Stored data
+++++

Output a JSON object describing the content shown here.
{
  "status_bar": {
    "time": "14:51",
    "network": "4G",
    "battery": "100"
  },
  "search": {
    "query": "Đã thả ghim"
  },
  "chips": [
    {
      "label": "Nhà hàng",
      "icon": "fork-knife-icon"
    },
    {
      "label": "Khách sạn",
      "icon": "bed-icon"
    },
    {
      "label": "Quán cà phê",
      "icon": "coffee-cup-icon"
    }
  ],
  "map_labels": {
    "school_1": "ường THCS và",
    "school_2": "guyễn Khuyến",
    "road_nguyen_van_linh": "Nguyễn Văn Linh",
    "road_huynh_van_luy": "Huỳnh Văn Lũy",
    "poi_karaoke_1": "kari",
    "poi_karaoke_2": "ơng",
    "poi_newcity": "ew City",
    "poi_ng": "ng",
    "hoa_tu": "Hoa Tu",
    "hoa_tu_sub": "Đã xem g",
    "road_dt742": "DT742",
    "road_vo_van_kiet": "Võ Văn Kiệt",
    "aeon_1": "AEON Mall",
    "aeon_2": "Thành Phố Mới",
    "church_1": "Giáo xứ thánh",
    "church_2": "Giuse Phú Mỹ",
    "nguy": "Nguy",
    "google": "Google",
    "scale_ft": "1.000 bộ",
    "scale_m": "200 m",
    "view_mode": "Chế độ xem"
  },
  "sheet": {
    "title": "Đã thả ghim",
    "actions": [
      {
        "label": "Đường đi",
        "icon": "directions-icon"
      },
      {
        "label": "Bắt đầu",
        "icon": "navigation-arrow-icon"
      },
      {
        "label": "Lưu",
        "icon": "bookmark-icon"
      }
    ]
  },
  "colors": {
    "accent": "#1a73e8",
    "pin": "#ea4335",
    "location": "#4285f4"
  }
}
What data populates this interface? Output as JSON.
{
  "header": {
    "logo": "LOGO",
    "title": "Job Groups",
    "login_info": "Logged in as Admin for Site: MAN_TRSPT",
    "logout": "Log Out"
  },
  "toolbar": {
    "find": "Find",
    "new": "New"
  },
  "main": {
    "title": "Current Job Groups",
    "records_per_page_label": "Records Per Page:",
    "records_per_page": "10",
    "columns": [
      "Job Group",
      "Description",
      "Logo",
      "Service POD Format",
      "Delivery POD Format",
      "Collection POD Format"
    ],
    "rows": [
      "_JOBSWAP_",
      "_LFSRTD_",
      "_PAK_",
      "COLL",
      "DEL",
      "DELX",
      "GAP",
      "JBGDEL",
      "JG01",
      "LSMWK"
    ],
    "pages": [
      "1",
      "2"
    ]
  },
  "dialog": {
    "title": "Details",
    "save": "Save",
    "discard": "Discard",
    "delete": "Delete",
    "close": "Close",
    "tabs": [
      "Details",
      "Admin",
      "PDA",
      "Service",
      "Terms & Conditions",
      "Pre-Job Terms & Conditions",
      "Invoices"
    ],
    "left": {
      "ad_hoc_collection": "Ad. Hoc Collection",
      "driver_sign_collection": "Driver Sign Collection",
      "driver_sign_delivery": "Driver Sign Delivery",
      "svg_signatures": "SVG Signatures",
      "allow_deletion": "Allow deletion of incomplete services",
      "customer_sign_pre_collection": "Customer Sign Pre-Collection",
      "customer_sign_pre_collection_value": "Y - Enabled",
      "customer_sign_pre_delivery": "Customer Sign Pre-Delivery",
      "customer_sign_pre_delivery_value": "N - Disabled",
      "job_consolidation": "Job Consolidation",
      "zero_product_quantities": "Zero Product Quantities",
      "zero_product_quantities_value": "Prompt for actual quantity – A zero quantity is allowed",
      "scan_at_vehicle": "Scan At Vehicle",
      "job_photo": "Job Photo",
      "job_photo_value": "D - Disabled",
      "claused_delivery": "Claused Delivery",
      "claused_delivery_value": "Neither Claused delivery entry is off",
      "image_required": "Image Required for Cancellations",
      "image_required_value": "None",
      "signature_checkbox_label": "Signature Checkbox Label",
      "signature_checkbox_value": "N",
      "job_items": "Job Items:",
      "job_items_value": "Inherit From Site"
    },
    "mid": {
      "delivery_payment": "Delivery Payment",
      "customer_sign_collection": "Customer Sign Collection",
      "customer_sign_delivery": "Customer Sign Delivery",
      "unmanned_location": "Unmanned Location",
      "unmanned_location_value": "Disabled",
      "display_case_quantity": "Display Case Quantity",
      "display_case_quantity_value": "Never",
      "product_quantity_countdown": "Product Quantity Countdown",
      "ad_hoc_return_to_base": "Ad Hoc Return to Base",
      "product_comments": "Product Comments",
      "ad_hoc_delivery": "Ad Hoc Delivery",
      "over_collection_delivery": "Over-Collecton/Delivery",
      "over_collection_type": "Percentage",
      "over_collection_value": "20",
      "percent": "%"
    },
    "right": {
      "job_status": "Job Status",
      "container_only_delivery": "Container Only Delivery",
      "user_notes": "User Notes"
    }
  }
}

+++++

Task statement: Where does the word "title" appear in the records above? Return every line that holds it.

Solution below:
    "title": "Đã thả ghim",
    "title": "Job Groups",
    "title": "Current Job Groups",
    "title": "Details",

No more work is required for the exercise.